Never Look Away tells the story of a man looking for his wife. A wife who, he discovers, is not who she says she is and who he doesn't really know at all. The police, of course, think he has done her in and this is really quite a scary concept, being taken for guilty until proven innocent! I can only imagine the terror of being wrongly accused of murdering someone you love, someone you are desperate to find.

This is by no means a literary masterpiece, but it is most certainly a page turner with an absorbing plot and I would recommend it to anyone who enjoys a good thriller!

My Rating: 4/5

Saturday, 2 April 2011

Review: No and Me by Delphine De Vigan

Lou Bertignac has an IQ of 160 and a good friend called Lucas who gets her through the school day. At home her father cries in secret in the bathroom and her mother hasn't been out of the house properly for years. But Lou is about to change her life - and that of her parents - for good, all because of a school project she decides to do about the homeless. Through the project Lou meets No, a teenage girl living on the streets. As their friendship grows, Lou cannot bear that No is still on the streets when she goes back home - even if it is to a home that is saddened and desolate.

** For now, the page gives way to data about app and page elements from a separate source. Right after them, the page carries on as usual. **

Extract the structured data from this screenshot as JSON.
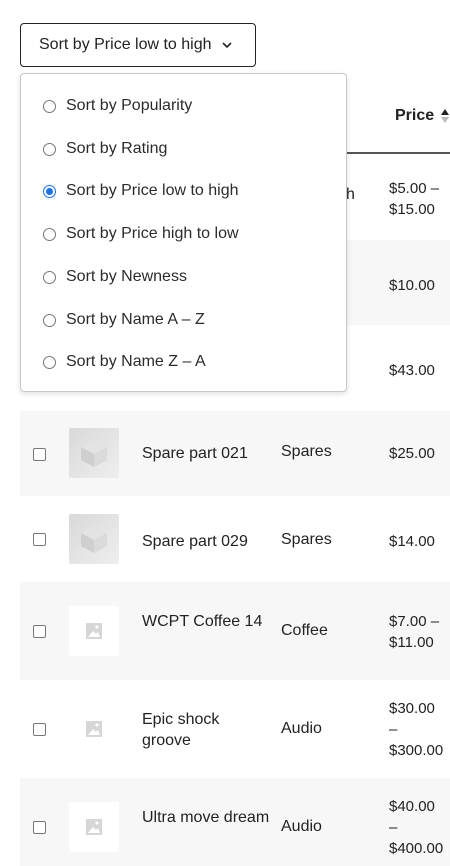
{
  "sort": {
    "label": "Sort by Price low to high",
    "options": [
      {
        "label": "Sort by Popularity",
        "selected": false
      },
      {
        "label": "Sort by Rating",
        "selected": false
      },
      {
        "label": "Sort by Price low to high",
        "selected": true
      },
      {
        "label": "Sort by Price high to low",
        "selected": false
      },
      {
        "label": "Sort by Newness",
        "selected": false
      },
      {
        "label": "Sort by Name A – Z",
        "selected": false
      },
      {
        "label": "Sort by Name Z – A",
        "selected": false
      }
    ]
  },
  "table": {
    "price_header": "Price",
    "partial_cells": {
      "row0_cat_tail": "h",
      "row0_price_line1": "$5.00 –",
      "row0_price_line2": "$15.00",
      "row1_price": "$10.00",
      "row2_price": "$43.00"
    },
    "rows": [
      {
        "name": "Spare part 021",
        "category": "Spares",
        "price_line1": "$25.00",
        "price_line2": "",
        "price_line3": "",
        "thumb": "cube-image"
      },
      {
        "name": "Spare part 029",
        "category": "Spares",
        "price_line1": "$14.00",
        "price_line2": "",
        "price_line3": "",
        "thumb": "cube-image"
      },
      {
        "name": "WCPT Coffee 14",
        "category": "Coffee",
        "price_line1": "$7.00 –",
        "price_line2": "$11.00",
        "price_line3": "",
        "thumb": "placeholder-image"
      },
      {
        "name": "Epic shock groove",
        "category": "Audio",
        "price_line1": "$30.00",
        "price_line2": "–",
        "price_line3": "$300.00",
        "thumb": "placeholder-image"
      },
      {
        "name": "Ultra move dream",
        "category": "Audio",
        "price_line1": "$40.00",
        "price_line2": "–",
        "price_line3": "$400.00",
        "thumb": "placeholder-image"
      }
    ]
  },
  "colors": {
    "accent": "#1a73e8",
    "row_shade": "#f7f7f7",
    "border": "#555555"
  }
}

So she asks her parents if No can come to live with them. To her astonishment, her parents - eventually - agree. No's presence forces Lou and her parents to finally face the sadness that has enveloped them. But No has disruptive as well as positive effects. Can this shaky, newfound family continue to live together? A tense, brilliant novel tackling the true meanings of home and homelessness.

One of the reviews on the back of this book describes it as being "funny and tender" (Yorkshire Evening Post). While I agree wholeheartedly with the "tender" description, I did not find it funny as a whole. There were some amusing moments, but there was always a slightly sinister feel in the background (perhaps "sinister" is too strong a word) and overall I found this to be a sad tale of homelessness, dysfunctional families and painful adolescence. This doesn't mean I didn't enjoy the book - it is a touching story and I raced through it, hoping for a happy ending ...

Delphine De Vigan draws wonderful characters with her words. I felt great sympathy for homeless No and desperately wanted things to turn out well for, though perhaps it says more about me than No that I was waiting for her to "slip up". Lou, the genius who doesn't fit in, is infinitely likeable even through her mistakes.

Oddly, this book reminded me of Eve Green by Susan Fletcher in the way it was written, although Eve Green is not one of my favourite books by a long shot! No and Me is a lyrical and thought provoking novel and one I would highly recommend. The fact that it is set in Paris is a happy bonus!

My Rating: 4/5